When World Wrestling Entertainment announced that its flagship show, Raw, would be extended to three hours, fans replied with a collective groan. After all, World Championship Wrestling had tried something similar in 1997 that was, almost immediately, considered a failure.
Take into consideration the lackluster creative direction of the company, and there was definitely reason for concern.
A full month into the experiment, however, and it is easy to see that the increased hour has made for a better show.
The most obvious problem with the two-hour format of Raw was the lack of attention paid to any WWE Superstar outside of the main event picture. Since expanding the show, the best midcard talent has seen increased exposure via lengthy tag team and singles matches, while those in the undercard are finally enjoying storylines that will earn them the spotlight they previously didn't get.
For how many weeks did fans beg for Brodus Clay to be given a rivalry rather than endure the same formulaic squash matches every week? How many fans feared that Damien Sandow's character would become stale before he was actually allowed to do something outside of his normal shtick every week?
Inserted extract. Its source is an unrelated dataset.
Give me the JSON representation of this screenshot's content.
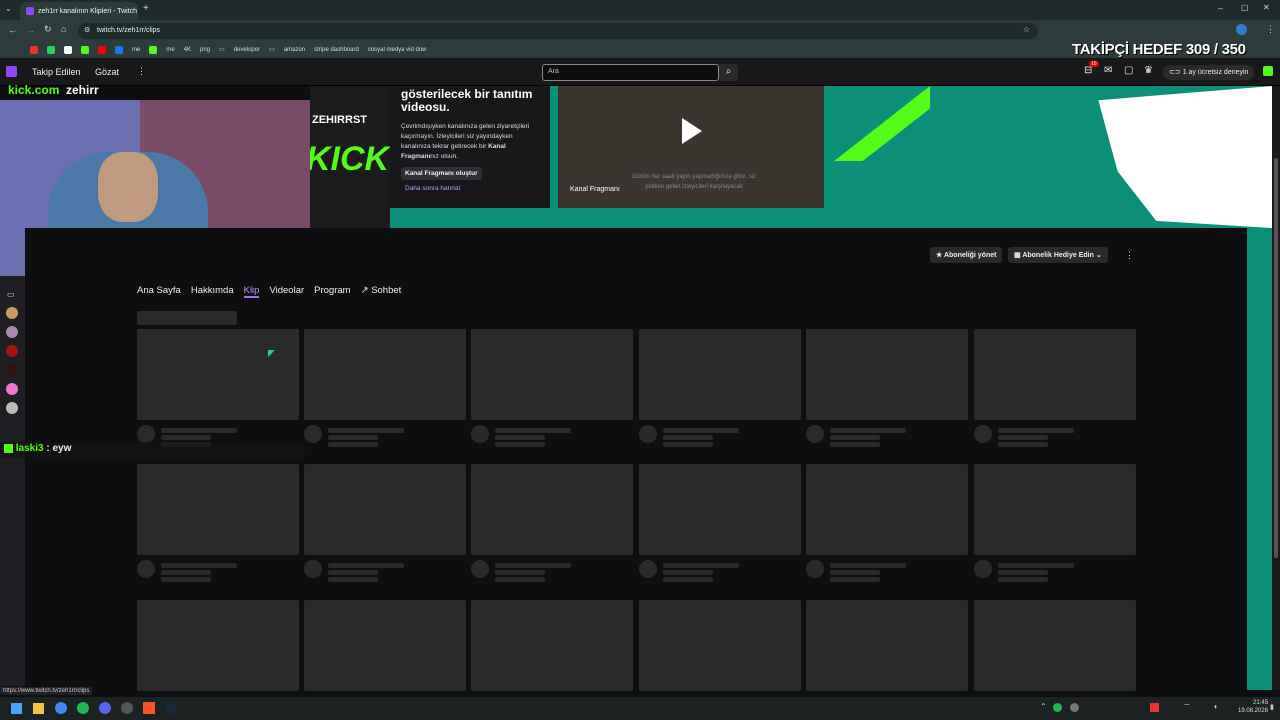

Because Raw has more time to focus on other talents, Clay and Sandow have been programmed against each other in a feud that gives them both something to do in hopes of further getting them over with the audience.
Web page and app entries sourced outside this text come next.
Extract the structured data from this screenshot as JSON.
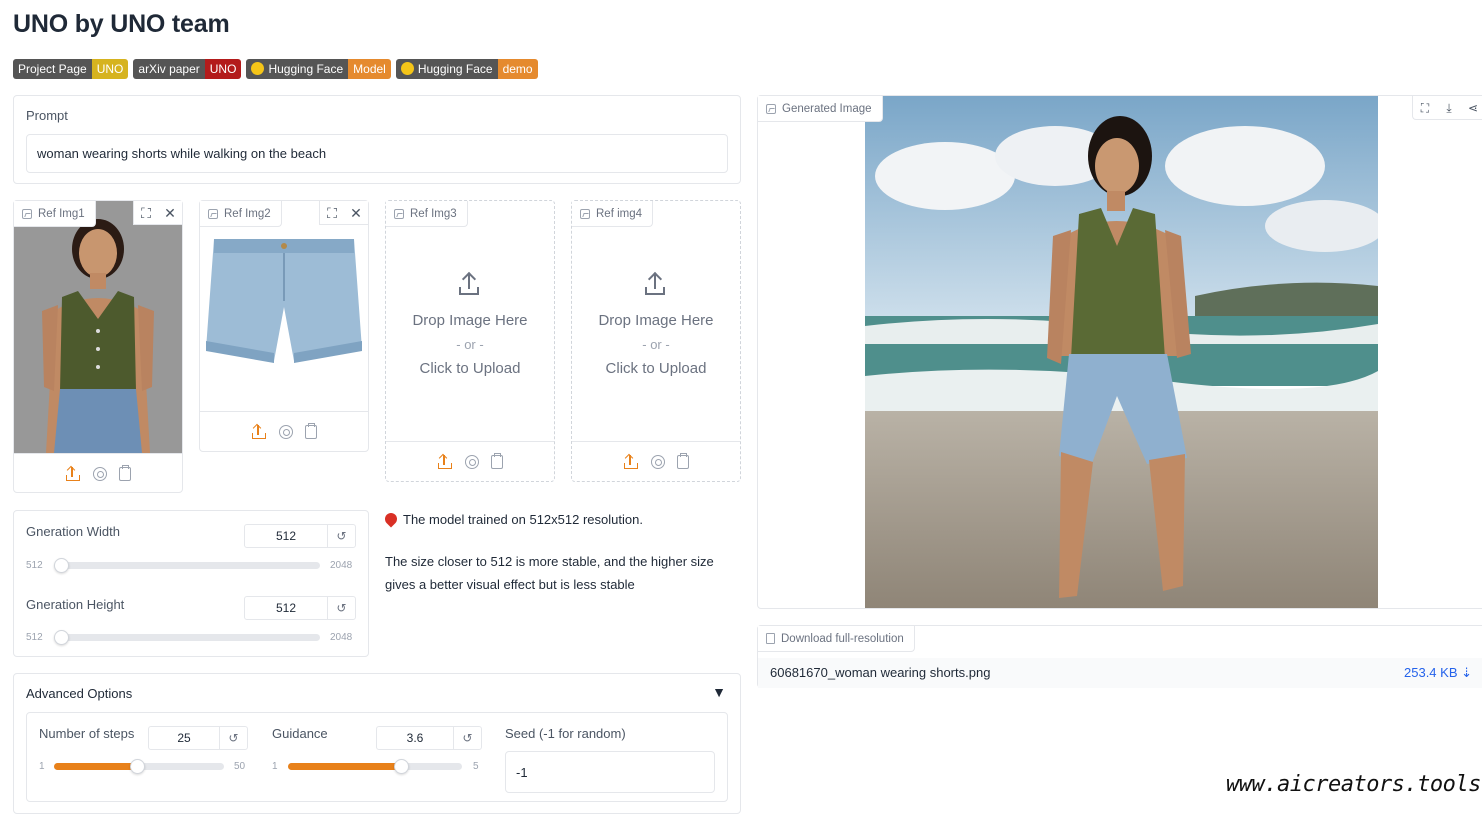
{
  "title": "UNO by UNO team",
  "badges": [
    {
      "left": "Project Page",
      "right": "UNO",
      "right_color": "#d6b31f",
      "emoji": false
    },
    {
      "left": "arXiv paper",
      "right": "UNO",
      "right_color": "#b31b1b",
      "emoji": false
    },
    {
      "left": "Hugging Face",
      "right": "Model",
      "right_color": "#e58a2e",
      "emoji": true
    },
    {
      "left": "Hugging Face",
      "right": "demo",
      "right_color": "#e58a2e",
      "emoji": true
    }
  ],
  "prompt": {
    "label": "Prompt",
    "value": "woman wearing shorts while walking on the beach"
  },
  "refs": [
    {
      "label": "Ref Img1"
    },
    {
      "label": "Ref Img2"
    },
    {
      "label": "Ref Img3"
    },
    {
      "label": "Ref img4"
    }
  ],
  "dropzone": {
    "line1": "Drop Image Here",
    "line2": "- or -",
    "line3": "Click to Upload"
  },
  "sizes": {
    "width": {
      "label": "Gneration Width",
      "value": "512",
      "min": "512",
      "max": "2048"
    },
    "height": {
      "label": "Gneration Height",
      "value": "512",
      "min": "512",
      "max": "2048"
    }
  },
  "info": {
    "line1": "The model trained on 512x512 resolution.",
    "line2": "The size closer to 512 is more stable, and the higher size gives a better visual effect but is less stable"
  },
  "advanced": {
    "title": "Advanced Options",
    "caret": "▼",
    "steps": {
      "label": "Number of steps",
      "value": "25",
      "min": "1",
      "max": "50",
      "fraction": 0.49
    },
    "guidance": {
      "label": "Guidance",
      "value": "3.6",
      "min": "1",
      "max": "5",
      "fraction": 0.65
    },
    "seed": {
      "label": "Seed (-1 for random)",
      "value": "-1"
    }
  },
  "generated": {
    "label": "Generated Image"
  },
  "download": {
    "label": "Download full-resolution",
    "filename": "60681670_woman wearing shorts.png",
    "size": "253.4 KB ⇣"
  },
  "watermark": "www.aicreators.tools",
  "colors": {
    "accent": "#e8811a",
    "link": "#2563eb"
  }
}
Do you believe the three-hour format is hurting or helping Raw?
Ryback, Sin Cara, Cody Rhodes and Jinder Mahal have all been featured on Raw, when, in the past, they would have been saved for SmackDown, the company's B-show.
Is the focus still largely on the top stars? Absolutely.
They are the bread winners for the company, and it would be a major mistake to take the focus off of them. But the longer shows have made it possible for the company to fill its show with more young talent and give fans longer, higher-quality matches.
Are there downfalls to the three-hour format? Absolutely.
There are far too many video recaps. More commercials and advertisements create viewer boredom. As always, there is concern with oversaturation.
When a company has as many talented individuals as WWE has on its roster now, though, having a large enough platform, with enough time to showcase it, can absolutely never be a bad thing.
Could the three-hour format of Raw eventually come back to bite World Wrestling Entertainment? Bet on it. But in its first month of existence, it has done far more better than worse for the show.